You must now attend a death registration appointment in person at the office you have selected.
Unless the death has been referred to the coroner, it is a legal requirement to register the death within five days. However, we are currently experiencing a high level of staff sickness. This has severely impacted the number of appointments we are able to offer. It will take longer than usual to get an appointment. Please don't worry if you can't get an appointment within five days, book the next available appointment.
Where a death occurs abroad, or on a foreign ship or aircraft, you should register the death according to the local regulations of the country where the death took place and get a death certificate. You may also have the option to register the death with the United Kingdom authorities.
Depending upon the circumstances of the death, this may have to be reported to a coroner (or equivalent) in the same way as if the death occurred in England or Wales.
You can arrange a burial or cremation in the country where the person died. The British consulate, embassy or high commission can give you advice about this. You should not have the person cremated abroad if you want a coroner at home to conduct an inquest into their death.
Bringing a body back to England or Wales
You may be able to bring the body back to England or Wales. Most funeral directors will be able to advise you on the practicalities and the likely cost. You will need a certified translation of the death certificate and permission to remove the body, issued by a coroner (or equivalent) in the country where the person died. You can ask for advice from the British consulate, embassy or high commission in the country where the person died.
Arranging the funeral in England or Wales
To arrange a funeral in England or Wales you will need:
- a certified English translation of the foreign death certificate, or a death certificate issued in Scotland or Northern Ireland which must show the cause of death.
- a Certificate of No Liability to Register from the registrar in England and Wales, in whose area it is intended to bury or cremate the body or a certificate for burial or cremation issued by a coroner.
If the death is not due to natural causes, it may be the subject of a United Kingdom coroner's inquest. In these cases, the coroner will issue a certificate for burial or cremation on opening the inquest.
Bringing ashes home
Each country has its own rules about travelling with human ashes.
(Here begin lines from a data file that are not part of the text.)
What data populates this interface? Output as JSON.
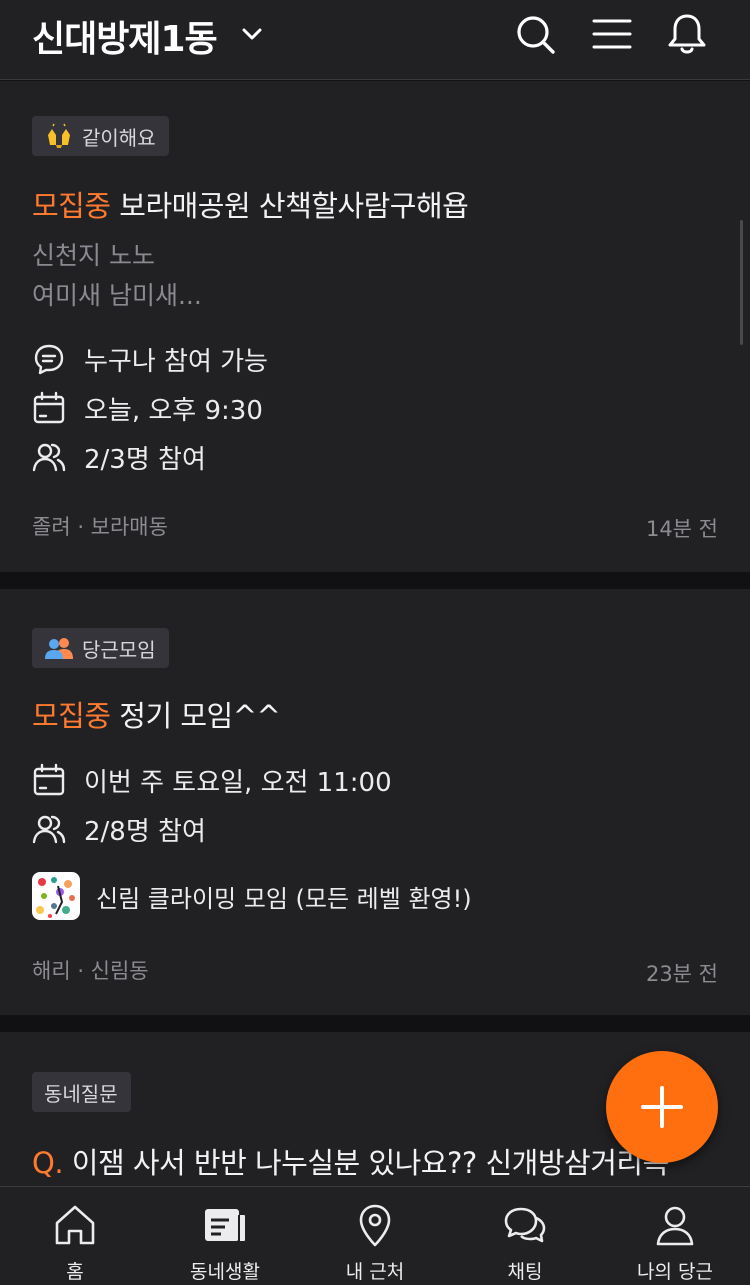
{
  "header": {
    "location": "신대방제1동",
    "icons": [
      "chevron-down-icon",
      "search-icon",
      "menu-icon",
      "bell-icon"
    ]
  },
  "posts": [
    {
      "badge": "같이해요",
      "badge_icon": "clapping-hands-icon",
      "status": "모집중",
      "title": "보라매공원 산책할사람구해욥",
      "desc": [
        "신천지 노노",
        "여미새 남미새..."
      ],
      "info": [
        {
          "icon": "chat-icon",
          "text": "누구나 참여 가능"
        },
        {
          "icon": "calendar-icon",
          "text": "오늘, 오후 9:30"
        },
        {
          "icon": "people-icon",
          "text": "2/3명 참여"
        }
      ],
      "author": "졸려 · 보라매동",
      "time": "14분 전"
    },
    {
      "badge": "당근모임",
      "badge_icon": "group-icon",
      "status": "모집중",
      "title": "정기 모임^^",
      "info": [
        {
          "icon": "calendar-icon",
          "text": "이번 주 토요일, 오전 11:00"
        },
        {
          "icon": "people-icon",
          "text": "2/8명 참여"
        }
      ],
      "group_name": "신림 클라이밍 모임 (모든 레벨 환영!)",
      "author": "해리 · 신림동",
      "time": "23분 전"
    },
    {
      "badge": "동네질문",
      "q_prefix": "Q.",
      "title": "이잼 사서 반반 나누실분 있나요?? 신개방삼거리쪽"
    }
  ],
  "tabs": [
    "홈",
    "동네생활",
    "내 근처",
    "채팅",
    "나의 당근"
  ],
  "colors": {
    "accent": "#ff6f0f",
    "recruit": "#ff7a2f",
    "background": "#212124"
  }
}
You should contact the British consulate, embassy or high commission in the country where the cremation took place for advice.